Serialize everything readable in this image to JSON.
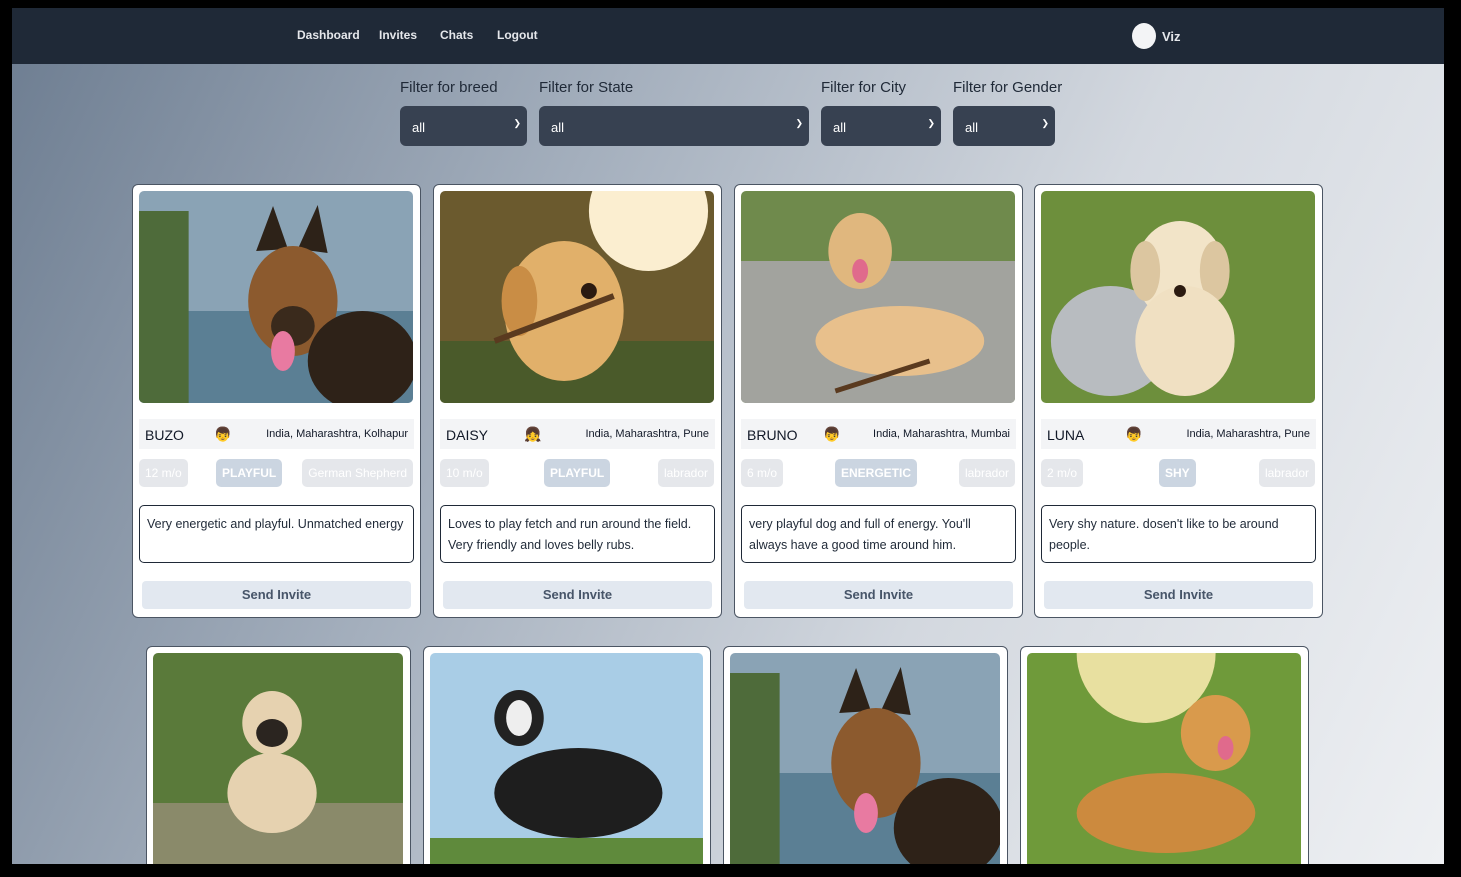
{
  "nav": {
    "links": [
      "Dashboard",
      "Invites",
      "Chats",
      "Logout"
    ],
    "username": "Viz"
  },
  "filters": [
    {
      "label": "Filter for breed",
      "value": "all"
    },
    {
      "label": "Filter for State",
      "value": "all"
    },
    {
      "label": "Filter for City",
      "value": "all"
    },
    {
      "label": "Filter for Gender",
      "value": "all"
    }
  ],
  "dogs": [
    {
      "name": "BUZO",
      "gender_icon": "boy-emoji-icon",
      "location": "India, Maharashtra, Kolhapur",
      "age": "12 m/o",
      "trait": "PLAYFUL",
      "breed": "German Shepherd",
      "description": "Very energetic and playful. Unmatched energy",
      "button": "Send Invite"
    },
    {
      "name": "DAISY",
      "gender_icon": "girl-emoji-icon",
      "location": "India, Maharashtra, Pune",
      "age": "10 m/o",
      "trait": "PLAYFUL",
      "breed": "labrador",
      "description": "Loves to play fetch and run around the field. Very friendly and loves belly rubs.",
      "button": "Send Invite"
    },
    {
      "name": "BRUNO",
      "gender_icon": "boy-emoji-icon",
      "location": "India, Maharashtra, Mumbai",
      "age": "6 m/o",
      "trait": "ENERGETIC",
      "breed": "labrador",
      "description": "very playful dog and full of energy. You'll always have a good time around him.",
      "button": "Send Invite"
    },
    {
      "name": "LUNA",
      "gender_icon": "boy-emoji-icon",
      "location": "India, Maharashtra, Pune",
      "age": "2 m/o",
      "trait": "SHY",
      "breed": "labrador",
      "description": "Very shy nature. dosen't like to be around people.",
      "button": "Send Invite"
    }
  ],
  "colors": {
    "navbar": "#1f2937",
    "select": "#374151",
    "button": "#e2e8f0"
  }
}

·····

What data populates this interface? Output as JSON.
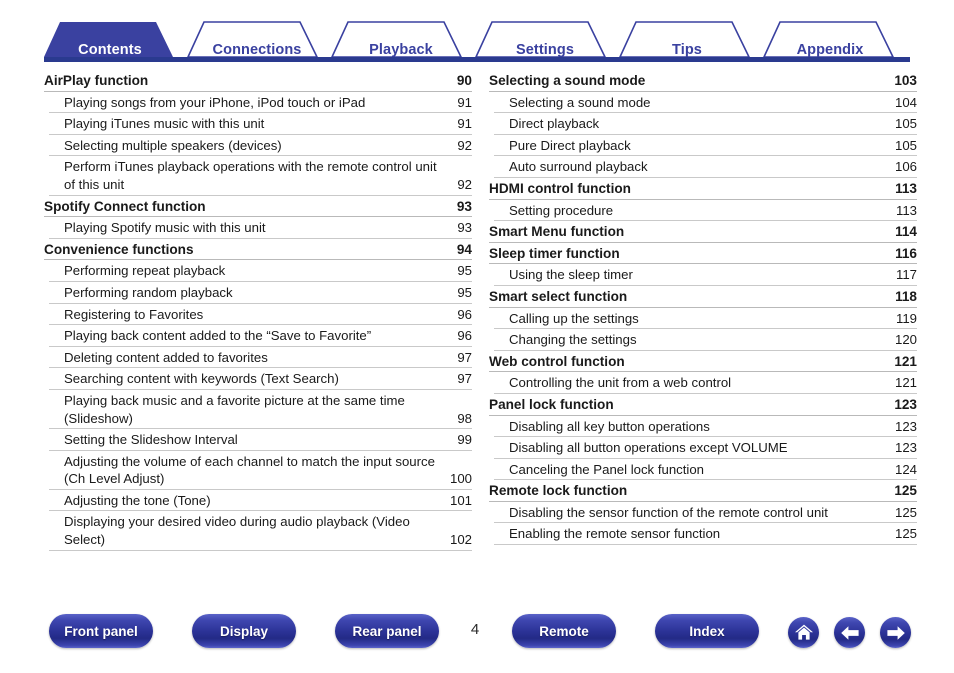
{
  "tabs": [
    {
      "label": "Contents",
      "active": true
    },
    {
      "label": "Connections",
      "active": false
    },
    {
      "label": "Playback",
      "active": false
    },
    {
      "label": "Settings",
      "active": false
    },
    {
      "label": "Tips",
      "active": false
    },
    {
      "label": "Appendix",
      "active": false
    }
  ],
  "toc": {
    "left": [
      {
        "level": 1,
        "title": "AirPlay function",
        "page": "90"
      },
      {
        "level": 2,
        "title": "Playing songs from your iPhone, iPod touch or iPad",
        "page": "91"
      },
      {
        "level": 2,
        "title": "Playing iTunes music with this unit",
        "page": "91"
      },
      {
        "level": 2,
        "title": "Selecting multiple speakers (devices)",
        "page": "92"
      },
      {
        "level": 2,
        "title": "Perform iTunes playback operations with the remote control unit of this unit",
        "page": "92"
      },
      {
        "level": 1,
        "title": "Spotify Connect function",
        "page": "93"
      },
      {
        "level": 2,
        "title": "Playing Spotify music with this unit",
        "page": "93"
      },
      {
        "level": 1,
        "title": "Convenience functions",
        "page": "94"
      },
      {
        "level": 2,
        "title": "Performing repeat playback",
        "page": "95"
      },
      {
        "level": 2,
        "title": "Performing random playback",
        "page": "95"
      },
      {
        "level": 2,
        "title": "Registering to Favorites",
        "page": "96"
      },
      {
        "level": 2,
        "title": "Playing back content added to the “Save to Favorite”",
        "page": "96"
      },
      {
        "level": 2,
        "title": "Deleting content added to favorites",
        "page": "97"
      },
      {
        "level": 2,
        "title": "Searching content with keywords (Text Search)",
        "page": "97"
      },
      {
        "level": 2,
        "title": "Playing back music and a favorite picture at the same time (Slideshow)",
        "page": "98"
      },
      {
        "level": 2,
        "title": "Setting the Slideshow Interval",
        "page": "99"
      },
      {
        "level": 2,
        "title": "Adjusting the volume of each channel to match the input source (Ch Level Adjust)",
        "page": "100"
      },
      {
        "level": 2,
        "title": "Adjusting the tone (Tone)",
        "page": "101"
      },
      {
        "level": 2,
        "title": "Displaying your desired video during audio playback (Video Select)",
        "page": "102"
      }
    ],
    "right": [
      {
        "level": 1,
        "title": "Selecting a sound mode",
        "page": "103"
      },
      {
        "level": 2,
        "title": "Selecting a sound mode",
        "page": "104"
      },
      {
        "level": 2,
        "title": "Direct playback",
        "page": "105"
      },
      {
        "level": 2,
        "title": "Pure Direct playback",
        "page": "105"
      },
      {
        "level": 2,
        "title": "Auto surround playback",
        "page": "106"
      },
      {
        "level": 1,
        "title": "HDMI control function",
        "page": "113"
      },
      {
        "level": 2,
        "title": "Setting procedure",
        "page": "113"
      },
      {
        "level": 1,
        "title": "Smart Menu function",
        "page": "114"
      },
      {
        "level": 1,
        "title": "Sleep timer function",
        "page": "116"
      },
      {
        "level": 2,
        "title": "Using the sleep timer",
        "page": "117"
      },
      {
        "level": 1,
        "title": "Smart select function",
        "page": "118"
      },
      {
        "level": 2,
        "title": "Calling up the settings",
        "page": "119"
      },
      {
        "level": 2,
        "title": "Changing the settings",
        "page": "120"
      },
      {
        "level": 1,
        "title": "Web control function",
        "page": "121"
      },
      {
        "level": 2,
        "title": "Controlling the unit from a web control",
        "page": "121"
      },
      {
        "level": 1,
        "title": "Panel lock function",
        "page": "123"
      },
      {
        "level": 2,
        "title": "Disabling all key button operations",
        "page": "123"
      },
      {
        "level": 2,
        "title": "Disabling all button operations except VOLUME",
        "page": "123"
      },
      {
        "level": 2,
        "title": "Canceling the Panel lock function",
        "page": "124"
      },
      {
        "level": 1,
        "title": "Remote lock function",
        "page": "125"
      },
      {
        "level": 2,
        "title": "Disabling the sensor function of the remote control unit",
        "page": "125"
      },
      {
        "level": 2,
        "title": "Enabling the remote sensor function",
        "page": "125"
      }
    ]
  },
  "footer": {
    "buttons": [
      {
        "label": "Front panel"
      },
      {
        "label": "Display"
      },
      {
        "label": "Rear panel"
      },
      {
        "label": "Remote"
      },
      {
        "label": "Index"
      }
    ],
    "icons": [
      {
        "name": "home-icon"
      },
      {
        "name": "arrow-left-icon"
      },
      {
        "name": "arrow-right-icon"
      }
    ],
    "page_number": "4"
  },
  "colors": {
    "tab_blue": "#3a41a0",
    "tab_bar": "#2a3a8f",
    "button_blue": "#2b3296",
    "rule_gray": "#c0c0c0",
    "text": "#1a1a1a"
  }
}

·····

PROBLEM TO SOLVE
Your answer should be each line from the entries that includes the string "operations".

WRITTEN REPLY
        "title": "Perform iTunes playback operations with the remote control unit of this unit",
        "title": "Disabling all key button operations",
        "title": "Disabling all button operations except VOLUME",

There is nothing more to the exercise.